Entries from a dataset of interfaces
>>>
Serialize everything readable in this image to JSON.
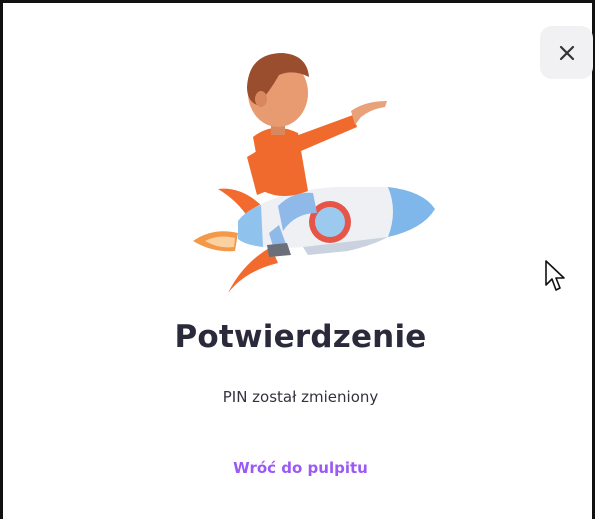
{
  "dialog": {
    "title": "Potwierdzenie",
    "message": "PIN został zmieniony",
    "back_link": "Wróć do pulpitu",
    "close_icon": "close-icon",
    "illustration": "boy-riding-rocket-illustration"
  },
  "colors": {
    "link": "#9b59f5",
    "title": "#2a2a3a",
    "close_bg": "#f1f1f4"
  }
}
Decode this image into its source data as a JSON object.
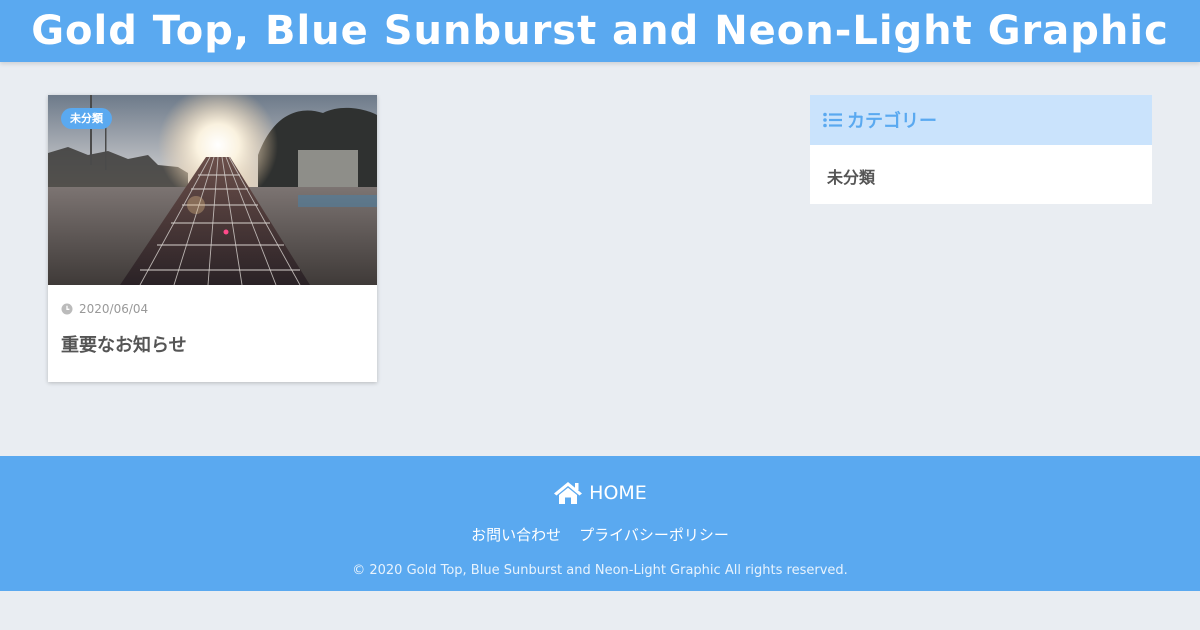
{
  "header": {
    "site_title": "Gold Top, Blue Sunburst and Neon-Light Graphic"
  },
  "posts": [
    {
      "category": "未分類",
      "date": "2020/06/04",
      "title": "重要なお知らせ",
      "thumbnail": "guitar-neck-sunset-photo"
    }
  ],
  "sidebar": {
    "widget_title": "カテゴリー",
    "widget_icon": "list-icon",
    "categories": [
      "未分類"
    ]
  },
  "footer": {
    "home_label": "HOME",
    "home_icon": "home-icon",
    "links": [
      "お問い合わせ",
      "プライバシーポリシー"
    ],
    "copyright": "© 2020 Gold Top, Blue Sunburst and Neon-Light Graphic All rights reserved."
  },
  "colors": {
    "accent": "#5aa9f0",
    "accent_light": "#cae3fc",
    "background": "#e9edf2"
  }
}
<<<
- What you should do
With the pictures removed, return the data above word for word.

- The completed task
Serialize everything readable in this image to JSON.
{
  "dialog": {
    "title": "Potwierdzenie",
    "message": "PIN został zmieniony",
    "back_link": "Wróć do pulpitu",
    "close_icon": "close-icon",
    "illustration": "boy-riding-rocket-illustration"
  },
  "colors": {
    "link": "#9b59f5",
    "title": "#2a2a3a",
    "close_bg": "#f1f1f4"
  }
}
Decode this image into its source data as a JSON object.
{
  "header": {
    "site_title": "Gold Top, Blue Sunburst and Neon-Light Graphic"
  },
  "posts": [
    {
      "category": "未分類",
      "date": "2020/06/04",
      "title": "重要なお知らせ",
      "thumbnail": "guitar-neck-sunset-photo"
    }
  ],
  "sidebar": {
    "widget_title": "カテゴリー",
    "widget_icon": "list-icon",
    "categories": [
      "未分類"
    ]
  },
  "footer": {
    "home_label": "HOME",
    "home_icon": "home-icon",
    "links": [
      "お問い合わせ",
      "プライバシーポリシー"
    ],
    "copyright": "© 2020 Gold Top, Blue Sunburst and Neon-Light Graphic All rights reserved."
  },
  "colors": {
    "accent": "#5aa9f0",
    "accent_light": "#cae3fc",
    "background": "#e9edf2"
  }
}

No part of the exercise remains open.